VIT 101: Bunny Boxes… When new vineyards are planted, or when just one plant needs to be replanted (as in this picture), those vines need protection from critters. This includes bunnies in the vineyards that love baby grape leaves, hence the name. The boxes that are used are like milk cartons… tall and protective from small critters, who roam the vineyards looking for succulent leaves. (Remember, these leaves receive irrigation, so they’re juicier than dry farmed greenery.) I don’t have a brand new vineyard image with lots of boxes to show you (but I’ll find one, when I’m out driving). Meanwhile, this one bunny box of a replanted vine will do for now.

From Jayme Silva: The inventor of the bunny box milk carton was Brother Timothy Diener, renowned cellar master at Christian Brothers.
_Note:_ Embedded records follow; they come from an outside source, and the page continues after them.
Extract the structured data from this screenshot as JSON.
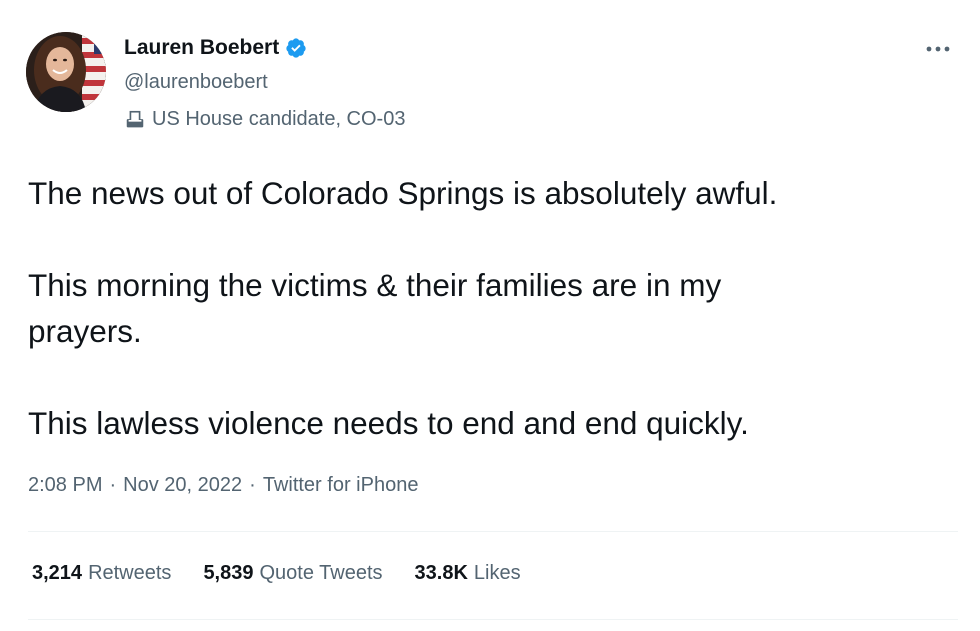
{
  "author": {
    "display_name": "Lauren Boebert",
    "handle": "@laurenboebert",
    "label": "US House candidate, CO-03",
    "verified_color": "#1d9bf0"
  },
  "tweet": {
    "paragraphs": [
      "The news out of Colorado Springs is absolutely awful.",
      "This morning the victims & their families are in my\nprayers.",
      "This lawless violence needs to end and end quickly."
    ],
    "time": "2:08 PM",
    "date": "Nov 20, 2022",
    "source": "Twitter for iPhone",
    "separator": "·"
  },
  "stats": {
    "retweets": {
      "count": "3,214",
      "label": "Retweets"
    },
    "quote_tweets": {
      "count": "5,839",
      "label": "Quote Tweets"
    },
    "likes": {
      "count": "33.8K",
      "label": "Likes"
    }
  },
  "icons": {
    "verified": "verified-badge-icon",
    "label": "ballot-box-icon",
    "more": "more-options-icon"
  },
  "colors": {
    "text_primary": "#0f1419",
    "text_secondary": "#536471",
    "divider": "#eff3f4"
  }
}
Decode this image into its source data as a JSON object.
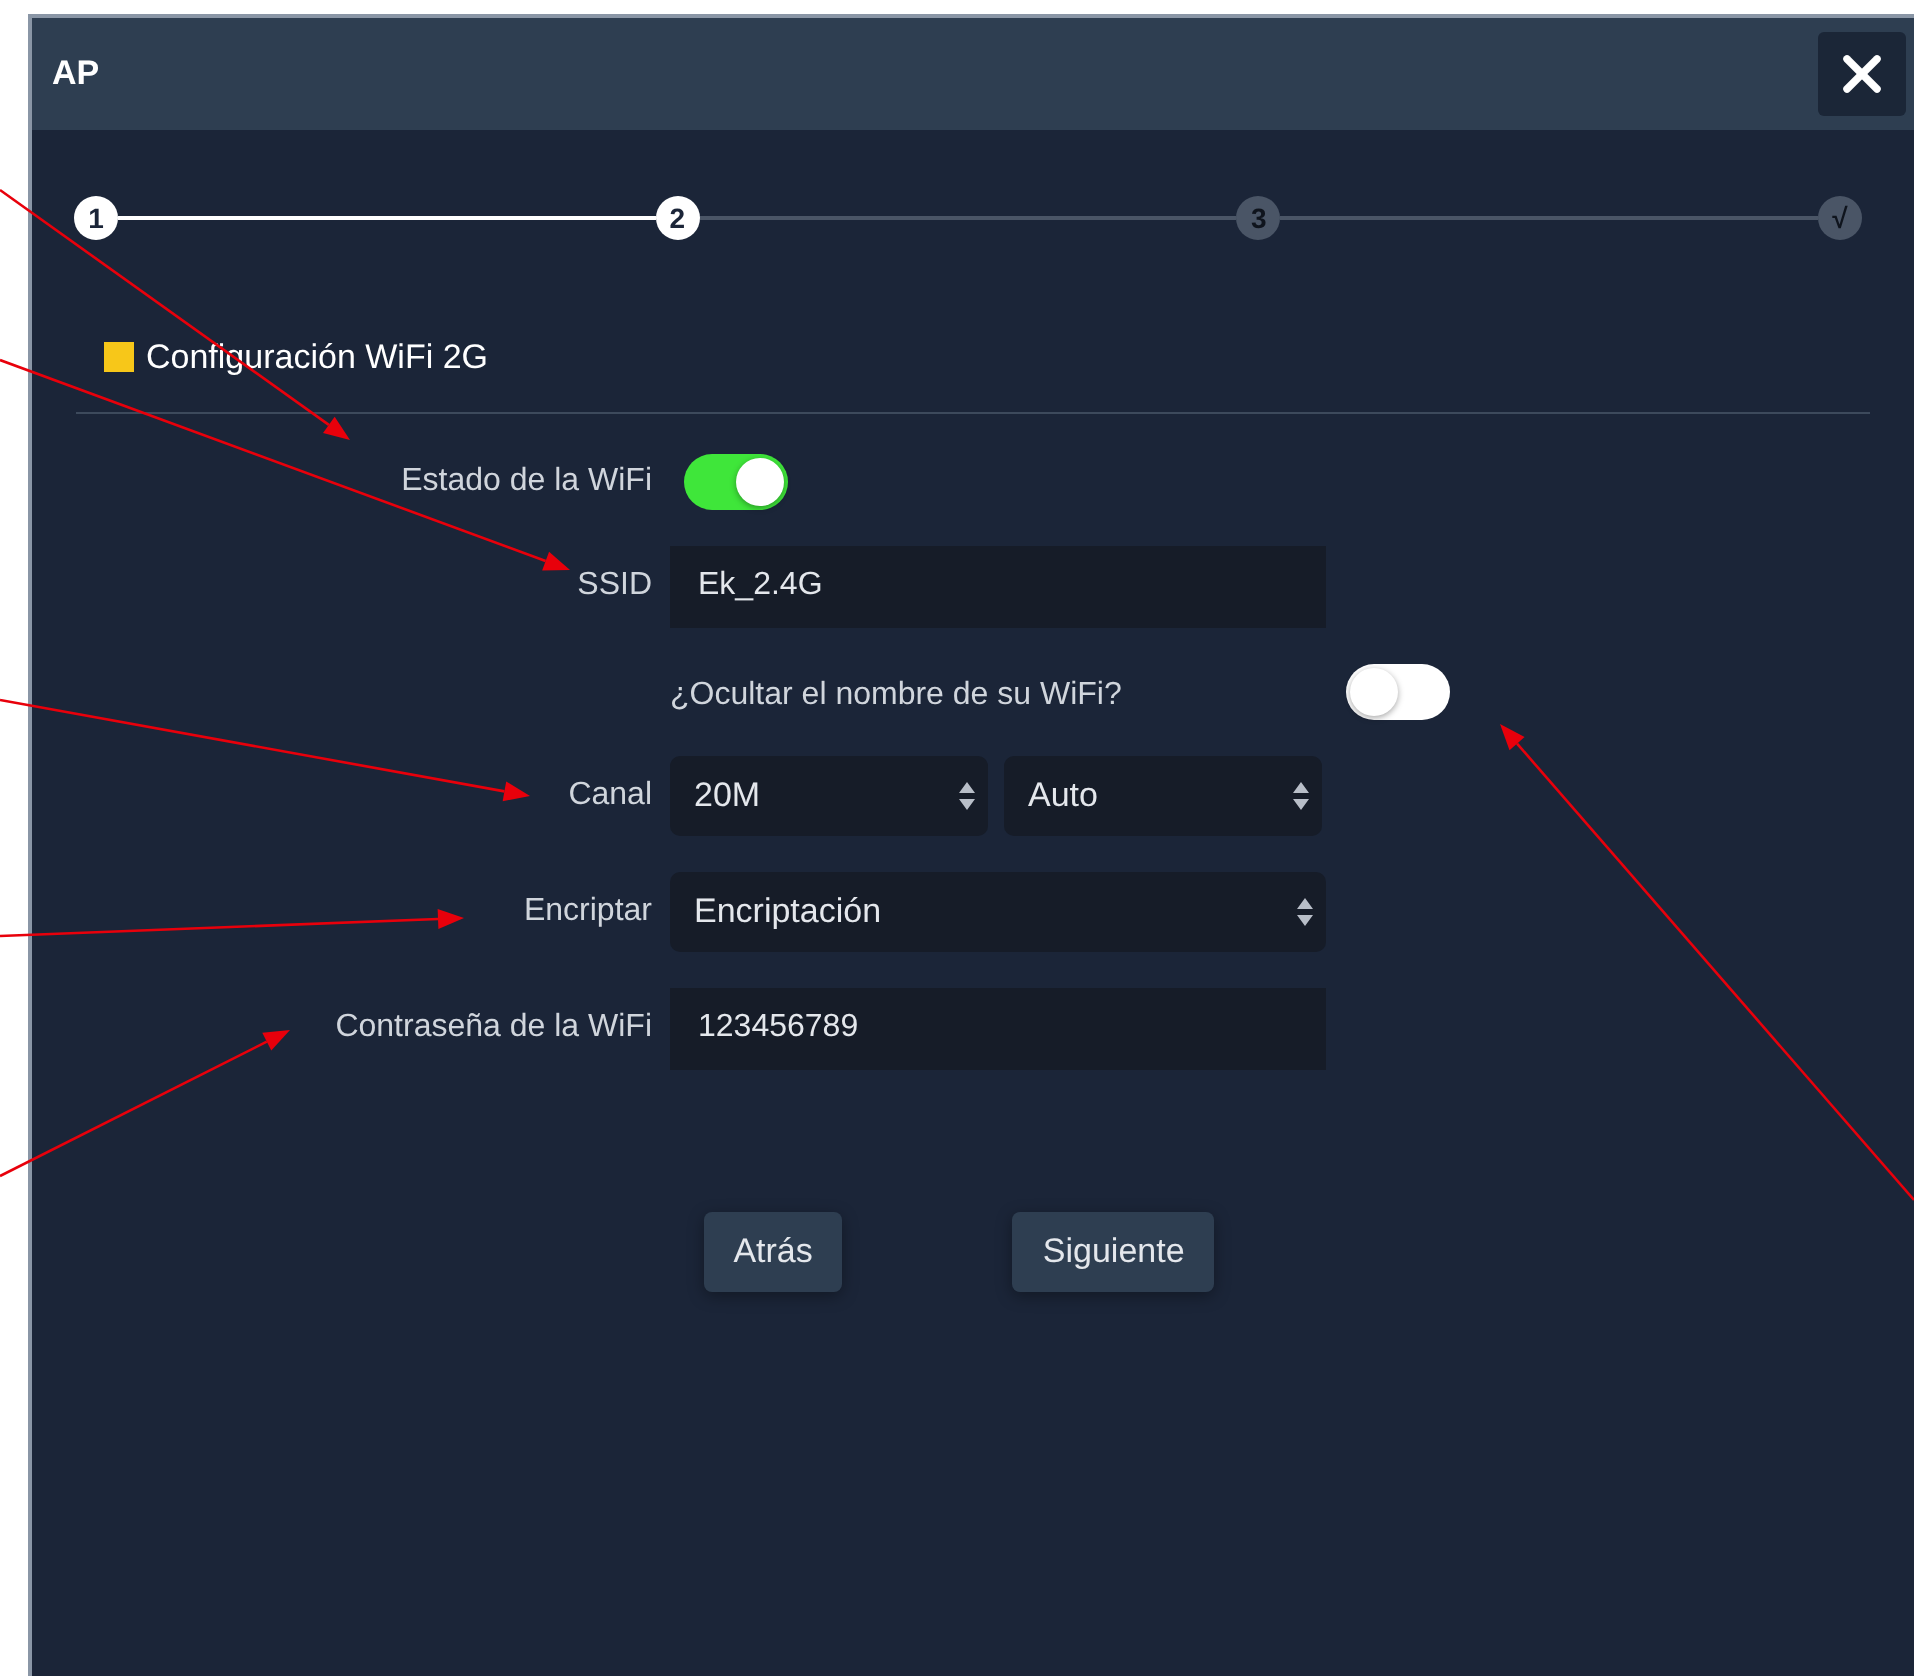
{
  "window": {
    "title": "AP"
  },
  "steps": [
    {
      "label": "1",
      "reached": true
    },
    {
      "label": "2",
      "reached": true
    },
    {
      "label": "3",
      "reached": false
    },
    {
      "label": "√",
      "reached": false
    }
  ],
  "section": {
    "title": "Configuración WiFi 2G"
  },
  "fields": [
    {
      "kind": "toggle",
      "label": "Estado de la WiFi",
      "on": true
    },
    {
      "kind": "input",
      "label": "SSID",
      "value": "Ek_2.4G"
    },
    {
      "kind": "toggle_inline",
      "label": "¿Ocultar el nombre de su WiFi?",
      "on": false
    },
    {
      "kind": "selects",
      "label": "Canal",
      "options": [
        "20M",
        "Auto"
      ]
    },
    {
      "kind": "select",
      "label": "Encriptar",
      "value": "Encriptación"
    },
    {
      "kind": "input",
      "label": "Contraseña de la WiFi",
      "value": "123456789"
    }
  ],
  "buttons": [
    "Atrás",
    "Siguiente"
  ]
}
VIT 101: When you’re out and about looking at grape vines, or if you see pictures of grape vines that look like this one with brown edges, it means that the grape vine has Pierces disease. It doesn’t affect the flavors of the wine. I just means that a tiny louse (literally and figuratively) is sucking the life out of the vine, and the grape production is on the wane. This can go on for many, many years.
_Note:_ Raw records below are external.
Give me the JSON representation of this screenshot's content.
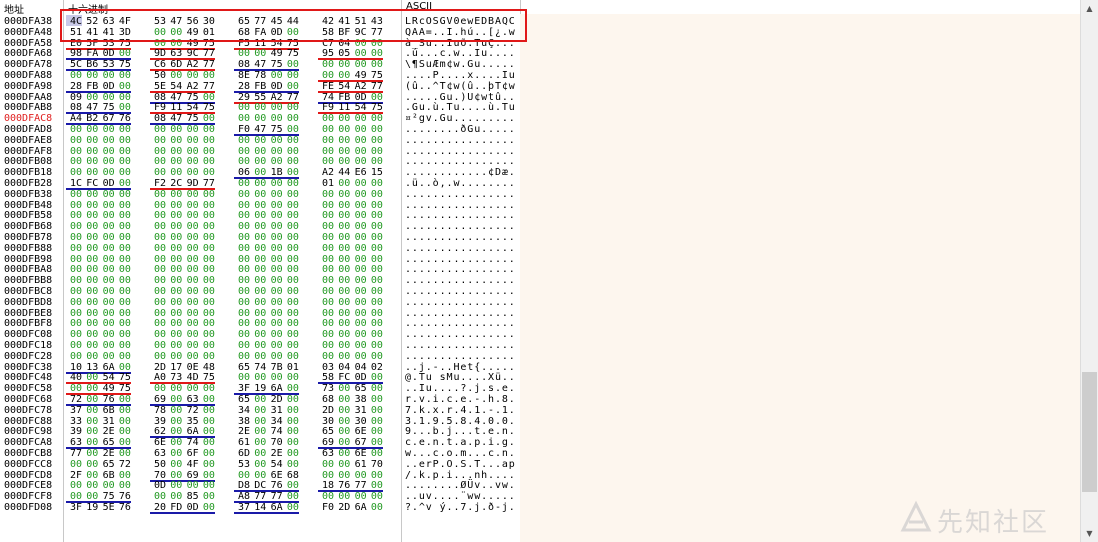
{
  "header": {
    "addr_label": "地址",
    "hex_label": "十六进制",
    "ascii_label": "ASCII"
  },
  "watermark": {
    "text": "先知社区"
  },
  "icons": {
    "scroll_up": "▲",
    "scroll_down": "▼",
    "watermark_logo": "xianzhi-logo-icon"
  },
  "colors": {
    "zero": "#229922",
    "nonzero": "#000000",
    "highlight_addr": "#e02020",
    "box": "#e01818",
    "underline_blue": "#1a1aa8",
    "underline_red": "#e01818"
  },
  "rows": [
    {
      "addr": "000DFA38",
      "hex": "4C 52 63 4F 53 47 56 30 65 77 45 44 42 41 51 43",
      "ascii": "LRcOSGV0ewEDBAQC"
    },
    {
      "addr": "000DFA48",
      "hex": "51 41 41 3D 00 00 49 01 68 FA 0D 00 58 BF 9C 77",
      "ascii": "QAA=..I.hú..[¿.w"
    },
    {
      "addr": "000DFA58",
      "hex": "E0 5F 53 75 00 00 49 75 F5 11 54 75 C7 04 00 00",
      "ascii": "à_Su..Iuõ.TuÇ..."
    },
    {
      "addr": "000DFA68",
      "hex": "98 FA 0D 00 9D 63 9C 77 00 00 49 75 95 05 00 00",
      "ascii": ".ú...c.w..Iu...."
    },
    {
      "addr": "000DFA78",
      "hex": "5C B6 53 75 C6 6D A2 77 08 47 75 00 00 00 00 00",
      "ascii": "\\¶SuÆm¢w.Gu....."
    },
    {
      "addr": "000DFA88",
      "hex": "00 00 00 00 50 00 00 00 8E 78 00 00 00 00 49 75",
      "ascii": "....P....x....Iu"
    },
    {
      "addr": "000DFA98",
      "hex": "28 FB 0D 00 5E 54 A2 77 28 FB 0D 00 FE 54 A2 77",
      "ascii": "(û..^T¢w(û..þT¢w"
    },
    {
      "addr": "000DFAA8",
      "hex": "09 00 00 00 08 47 75 00 29 55 A2 77 74 FB 0D 00",
      "ascii": ".....Gu.)U¢wtû.."
    },
    {
      "addr": "000DFAB8",
      "hex": "08 47 75 00 F9 11 54 75 00 00 00 00 F9 11 54 75",
      "ascii": ".Gu.ù.Tu....ù.Tu"
    },
    {
      "addr": "000DFAC8",
      "hex": "A4 B2 67 76 08 47 75 00 00 00 00 00 00 00 00 00",
      "ascii": "¤²gv.Gu.........",
      "hl": true
    },
    {
      "addr": "000DFAD8",
      "hex": "00 00 00 00 00 00 00 00 F0 47 75 00 00 00 00 00",
      "ascii": "........ðGu....."
    },
    {
      "addr": "000DFAE8",
      "hex": "00 00 00 00 00 00 00 00 00 00 00 00 00 00 00 00",
      "ascii": "................"
    },
    {
      "addr": "000DFAF8",
      "hex": "00 00 00 00 00 00 00 00 00 00 00 00 00 00 00 00",
      "ascii": "................"
    },
    {
      "addr": "000DFB08",
      "hex": "00 00 00 00 00 00 00 00 00 00 00 00 00 00 00 00",
      "ascii": "................"
    },
    {
      "addr": "000DFB18",
      "hex": "00 00 00 00 00 00 00 00 06 00 1B 00 A2 44 E6 15",
      "ascii": "............¢Dæ."
    },
    {
      "addr": "000DFB28",
      "hex": "1C FC 0D 00 F2 2C 9D 77 00 00 00 00 01 00 00 00",
      "ascii": ".ü..ò,.w........"
    },
    {
      "addr": "000DFB38",
      "hex": "00 00 00 00 00 00 00 00 00 00 00 00 00 00 00 00",
      "ascii": "................"
    },
    {
      "addr": "000DFB48",
      "hex": "00 00 00 00 00 00 00 00 00 00 00 00 00 00 00 00",
      "ascii": "................"
    },
    {
      "addr": "000DFB58",
      "hex": "00 00 00 00 00 00 00 00 00 00 00 00 00 00 00 00",
      "ascii": "................"
    },
    {
      "addr": "000DFB68",
      "hex": "00 00 00 00 00 00 00 00 00 00 00 00 00 00 00 00",
      "ascii": "................"
    },
    {
      "addr": "000DFB78",
      "hex": "00 00 00 00 00 00 00 00 00 00 00 00 00 00 00 00",
      "ascii": "................"
    },
    {
      "addr": "000DFB88",
      "hex": "00 00 00 00 00 00 00 00 00 00 00 00 00 00 00 00",
      "ascii": "................"
    },
    {
      "addr": "000DFB98",
      "hex": "00 00 00 00 00 00 00 00 00 00 00 00 00 00 00 00",
      "ascii": "................"
    },
    {
      "addr": "000DFBA8",
      "hex": "00 00 00 00 00 00 00 00 00 00 00 00 00 00 00 00",
      "ascii": "................"
    },
    {
      "addr": "000DFBB8",
      "hex": "00 00 00 00 00 00 00 00 00 00 00 00 00 00 00 00",
      "ascii": "................"
    },
    {
      "addr": "000DFBC8",
      "hex": "00 00 00 00 00 00 00 00 00 00 00 00 00 00 00 00",
      "ascii": "................"
    },
    {
      "addr": "000DFBD8",
      "hex": "00 00 00 00 00 00 00 00 00 00 00 00 00 00 00 00",
      "ascii": "................"
    },
    {
      "addr": "000DFBE8",
      "hex": "00 00 00 00 00 00 00 00 00 00 00 00 00 00 00 00",
      "ascii": "................"
    },
    {
      "addr": "000DFBF8",
      "hex": "00 00 00 00 00 00 00 00 00 00 00 00 00 00 00 00",
      "ascii": "................"
    },
    {
      "addr": "000DFC08",
      "hex": "00 00 00 00 00 00 00 00 00 00 00 00 00 00 00 00",
      "ascii": "................"
    },
    {
      "addr": "000DFC18",
      "hex": "00 00 00 00 00 00 00 00 00 00 00 00 00 00 00 00",
      "ascii": "................"
    },
    {
      "addr": "000DFC28",
      "hex": "00 00 00 00 00 00 00 00 00 00 00 00 00 00 00 00",
      "ascii": "................"
    },
    {
      "addr": "000DFC38",
      "hex": "10 13 6A 00 2D 17 0E 48 65 74 7B 01 03 04 04 02",
      "ascii": "..j.-..Het{....."
    },
    {
      "addr": "000DFC48",
      "hex": "40 00 54 75 A0 73 4D 75 00 00 00 00 58 FC 0D 00",
      "ascii": "@.Tu sMu....Xü.."
    },
    {
      "addr": "000DFC58",
      "hex": "00 00 49 75 00 00 00 00 3F 19 6A 00 73 00 65 00",
      "ascii": "..Iu....?.j.s.e."
    },
    {
      "addr": "000DFC68",
      "hex": "72 00 76 00 69 00 63 00 65 00 2D 00 68 00 38 00",
      "ascii": "r.v.i.c.e.-.h.8."
    },
    {
      "addr": "000DFC78",
      "hex": "37 00 6B 00 78 00 72 00 34 00 31 00 2D 00 31 00",
      "ascii": "7.k.x.r.4.1.-.1."
    },
    {
      "addr": "000DFC88",
      "hex": "33 00 31 00 39 00 35 00 38 00 34 00 30 00 30 00",
      "ascii": "3.1.9.5.8.4.0.0."
    },
    {
      "addr": "000DFC98",
      "hex": "39 00 2E 00 62 00 6A 00 2E 00 74 00 65 00 6E 00",
      "ascii": "9...b.j...t.e.n."
    },
    {
      "addr": "000DFCA8",
      "hex": "63 00 65 00 6E 00 74 00 61 00 70 00 69 00 67 00",
      "ascii": "c.e.n.t.a.p.i.g."
    },
    {
      "addr": "000DFCB8",
      "hex": "77 00 2E 00 63 00 6F 00 6D 00 2E 00 63 00 6E 00",
      "ascii": "w...c.o.m...c.n."
    },
    {
      "addr": "000DFCC8",
      "hex": "00 00 65 72 50 00 4F 00 53 00 54 00 00 00 61 70",
      "ascii": "..erP.O.S.T...ap"
    },
    {
      "addr": "000DFCD8",
      "hex": "2F 00 6B 00 70 00 69 00 00 00 6E 68 00 00 00 00",
      "ascii": "/.k.p.i...nh...."
    },
    {
      "addr": "000DFCE8",
      "hex": "00 00 00 00 0D 00 00 00 D8 DC 76 00 18 76 77 00",
      "ascii": "........ØÜv..vw."
    },
    {
      "addr": "000DFCF8",
      "hex": "00 00 75 76 00 00 85 00 A8 77 77 00 00 00 00 00",
      "ascii": "..uv....¨ww....."
    },
    {
      "addr": "000DFD08",
      "hex": "3F 19 5E 76 20 FD 0D 00 37 14 6A 00 F0 2D 6A 00",
      "ascii": "?.^v ý..7.j.ð-j."
    }
  ]
}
Meanwhile, if it looks like this one with gorgeous red and orange colors, it has leaf roll. It isn’t affected the first year. But, as time goes on flavors and yield are affected.

Normal vines, not yet affected by disease have pale yellow leaves,which drop to the ground each fall. It’s these vibrant ones that having us loving autumn in the vineyards. It’s a ‪Love/Hate‬ relationship.

Dan Kleck: Vine vira such as stem pitting or fanleaf can also result in this foliar response.

[Dan also helped with this blog post about which disease is which.]

VIT 101: Every single grape variety has it’s own very distinct leaf. Many of the white grape varietal leaves are less notched, like this first one. Notice how it seems more rounded. It’s a Chardonnay leaf.

The next one is what a lot of the red grape varietal leaves look like, with notched edges. They look more like Maple leaves. This one is a Syrah leaf.

If you’re ever in Sonoma County, Kendall-Jackson Winery has a demonstration vineyard at the front of their tasting room, with 30 different grape vine rows. You not only get to see the leaves, but you also can see the difference between all of the grape clusters. It’s similar to citrus fruit. Each one is unique and recognizable by its distinguishing features. Winemakers and viticulturists know the unique differences of the vines they – most especially – are growing and tending.